Please note: You should definitely check for the most recent version by visiting the BlogoText CMS download page.
List the current directory to check that you have successfully downloaded the file:
Let’s quickly install
unzip so we can unzip the file:
sudo yum -y install unzip
Now uncompress the zip archive:
sudo unzip 3.7.6.zip
Move all of the installation files to the web root directory:
sudo mv blogotext-3.7.6/* /var/www/html
Change ownership of the web files to avoid any permissions problems:
sudo chown -R apache:apache * ./
Restart Apache again:
sudo systemctl restart httpd
Now we’re ready to move on to the final step.
Step 10: Complete BlogoText CMS Installation
It’s time to visit the IP address of your server instance in your browser, or if you’ve already configured your IT Web Services DNS settings (and given it enough time to propagate) you can simply visit your domain instead.
To access the BlogoText CMS installation page, enter your IT Web Services instance IP address into your browser address bar, followed by
Most of the installation options are self explanatory, but here are a few pointers to help you along:
Select your language and click on the
Enter the following
Username: admin Password: <admin password> Blog’s URL: <your URL>
DBMSand then enter the following database values:
MySQL User: blogo_user MySQL Password: UltraSecurePassword MySQL Database: blogo_db MySQL Host: localhost
You will be automatically redirected to the admin section so simply enter your username and password and click on the
Connection button to log in. You can also enter the admin address manually by entering the following URL:
For added security, you can change the name of your
sudo mv -i ./admin ./top_secret_name
You are now ready to start adding your content and configuring the look and feel of your site.
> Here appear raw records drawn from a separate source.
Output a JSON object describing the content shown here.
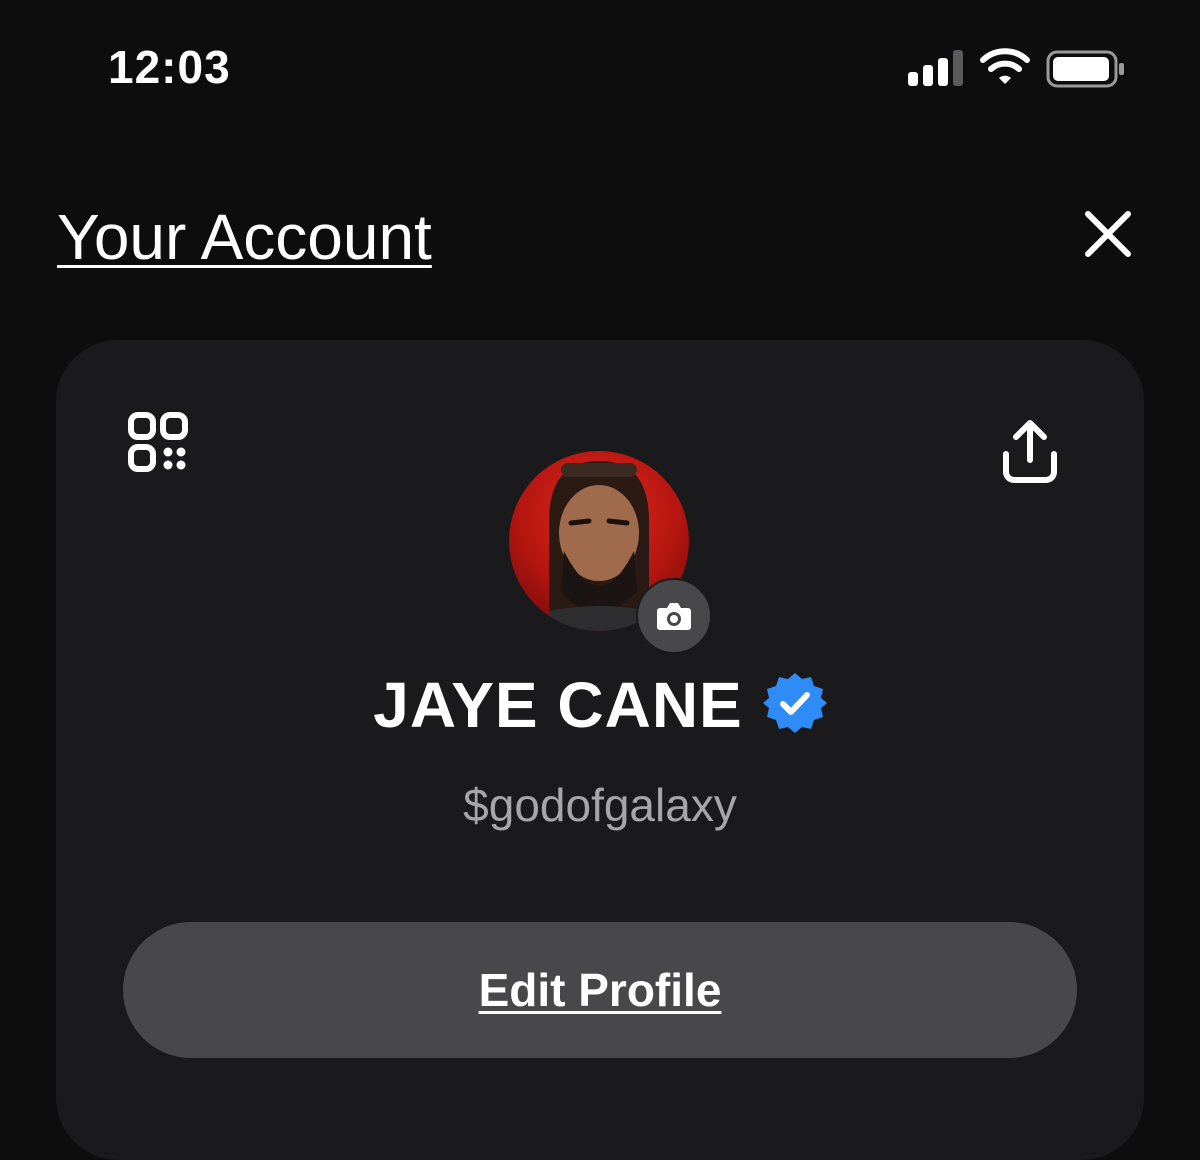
{
  "status_bar": {
    "time": "12:03",
    "signal_icon": "cellular-signal-icon",
    "wifi_icon": "wifi-icon",
    "battery_icon": "battery-icon"
  },
  "header": {
    "title": "Your Account",
    "close_icon": "close-icon"
  },
  "profile": {
    "name": "JAYE CANE",
    "cashtag": "$godofgalaxy",
    "verified_icon": "verified-badge-icon",
    "avatar": "profile-photo",
    "camera_icon": "camera-icon",
    "qr_icon": "qr-code-icon",
    "share_icon": "share-icon",
    "edit_label": "Edit Profile"
  },
  "colors": {
    "background": "#0d0d0e",
    "card": "#1a1a1c",
    "button": "#48484a",
    "verified": "#2f8bf5",
    "secondary_text": "#a6a6a8"
  }
}
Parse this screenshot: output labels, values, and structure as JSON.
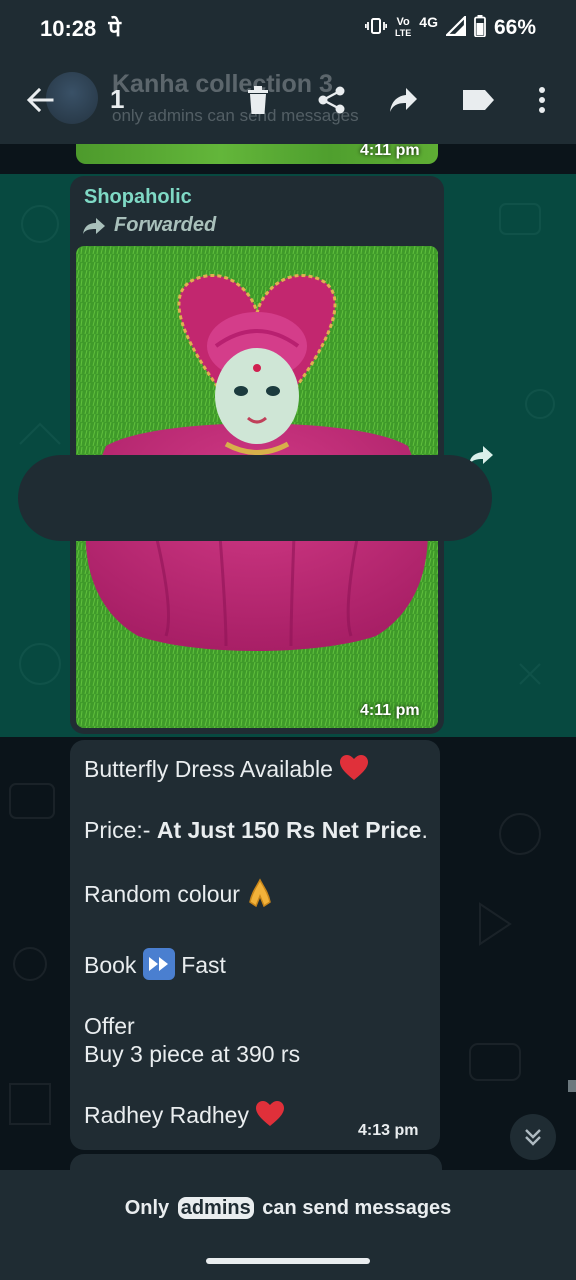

Make sure you check out the BlogoText CMS wiki page for more information about how to build and configure your site.
Do you need help setting up this on your own service?
Please contact us and we’ll provide you the best possible quote!